As of June 2018, Marijuana has been legalized for recreational and medical use in nine states and for medical use in an additional 19 states. More states are likely to join the list as marijuana use becomes increasingly popular both medically and recreationally as well as being a profitable business venture.

Effects of Marijuana Use on the Brain

While many studies show marijuana enhances protective benefits of the brain, such as helping brain cells grow or shielding the brain from chronic stress, other studies reveal something different. A recent study in the Journal of Alzheimer’s Disease suggests long-term marijuana use may reduce blood flow to the brain, especially the hippocampus, which can increase the risk of Alzheimer’s disease.

When compared with healthy participants, long-term pot smokers displayed low blood flow in the hippocampus. This part of the brain stores long-term memories and past experiences. It can become especially vulnerable in the early stages of Alzheimer’s as the disease leads to a dysfunctional growth of brain cells causing memory impairment.

Researchers in the study believe marijuana use may interfere with memory formation by inhibiting activity in the hippocampus.

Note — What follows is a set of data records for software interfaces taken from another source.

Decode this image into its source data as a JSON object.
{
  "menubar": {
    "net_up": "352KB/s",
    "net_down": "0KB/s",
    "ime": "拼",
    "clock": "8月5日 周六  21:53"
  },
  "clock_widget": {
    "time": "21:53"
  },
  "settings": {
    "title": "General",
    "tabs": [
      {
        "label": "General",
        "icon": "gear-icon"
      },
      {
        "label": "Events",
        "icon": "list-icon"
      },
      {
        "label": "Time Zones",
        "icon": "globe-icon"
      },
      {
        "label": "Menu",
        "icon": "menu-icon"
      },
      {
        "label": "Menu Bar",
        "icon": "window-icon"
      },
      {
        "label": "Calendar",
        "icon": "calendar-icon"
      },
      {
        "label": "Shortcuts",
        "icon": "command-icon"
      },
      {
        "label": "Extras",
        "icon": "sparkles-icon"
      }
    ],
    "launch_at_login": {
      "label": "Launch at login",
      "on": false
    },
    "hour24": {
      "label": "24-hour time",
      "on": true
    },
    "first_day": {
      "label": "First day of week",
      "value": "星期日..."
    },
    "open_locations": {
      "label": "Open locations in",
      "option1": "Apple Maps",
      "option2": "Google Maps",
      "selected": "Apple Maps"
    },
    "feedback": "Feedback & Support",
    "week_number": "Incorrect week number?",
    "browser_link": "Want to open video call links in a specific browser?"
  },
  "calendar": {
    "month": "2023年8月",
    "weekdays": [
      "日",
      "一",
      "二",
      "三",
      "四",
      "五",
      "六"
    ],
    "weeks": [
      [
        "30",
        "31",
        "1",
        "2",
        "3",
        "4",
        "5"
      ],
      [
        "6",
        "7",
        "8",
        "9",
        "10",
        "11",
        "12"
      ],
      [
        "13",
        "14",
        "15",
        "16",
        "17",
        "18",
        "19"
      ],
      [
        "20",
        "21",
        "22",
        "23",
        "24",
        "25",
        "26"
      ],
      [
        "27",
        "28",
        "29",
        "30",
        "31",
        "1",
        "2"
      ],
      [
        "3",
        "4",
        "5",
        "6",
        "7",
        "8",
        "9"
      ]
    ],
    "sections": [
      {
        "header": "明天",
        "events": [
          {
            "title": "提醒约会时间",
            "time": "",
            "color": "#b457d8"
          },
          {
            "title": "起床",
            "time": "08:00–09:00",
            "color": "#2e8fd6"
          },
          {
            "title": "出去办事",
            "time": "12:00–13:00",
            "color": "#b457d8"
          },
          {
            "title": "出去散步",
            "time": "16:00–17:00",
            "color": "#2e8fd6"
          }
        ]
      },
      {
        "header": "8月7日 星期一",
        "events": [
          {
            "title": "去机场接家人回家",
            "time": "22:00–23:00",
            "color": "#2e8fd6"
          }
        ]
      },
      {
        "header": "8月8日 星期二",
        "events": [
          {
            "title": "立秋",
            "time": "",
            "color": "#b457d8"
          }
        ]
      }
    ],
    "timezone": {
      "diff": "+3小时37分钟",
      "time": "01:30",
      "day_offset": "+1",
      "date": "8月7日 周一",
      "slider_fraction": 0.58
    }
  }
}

The study suggests marijuana may have damaging effects on the brain, especially areas important for memory and learning. This is one area of the brain that shrinks first in people Alzheimer’s or dementia.

Stethoscope Clipboard

Long-term use of pot, or even stopping exercise for a few days, can have similar effects on blood flow to the brain. A study in 2016 revealed reduced blood flow to the brain can occur in people who stop exercising for 10 days. Eight regions of the brain experienced a significant drop in resting cerebral blood flow, including the areas of the left and right hippocampus.

You can reduce the risk of Alzheimer’s through positive lifestyle choices such as smoking less (or stop smoking) and exercising more. These studies suggest lifestyle changes can influence brain health in more ways than previously known.

If I Use Marijuana, Can I Be Approved for Long-Term Care Coverage?

Most LTC insurance carriers will decline coverage if you admit to using marijuana on your application or if it’s found in your medical records. Certain carriers do not require tests to confirm if marijuana is in your system. One LTC carrier doesn’t consider marijuana use as tobacco use and will consider coverage if your medical records indicate it’s not a problem.

“If you use recreational or medical marijuana and are interested in applying for long-term care coverage, contact our team of LTC specialists today.”

If you use recreational or medical marijuana and are interested in applying for long-term care coverage, contact our team of LTC specialists today. We’ll review your medical history with you and offer recommendations on which carrier may be best based on your personal situation. Request a free quote and speak with a specialist today to get started.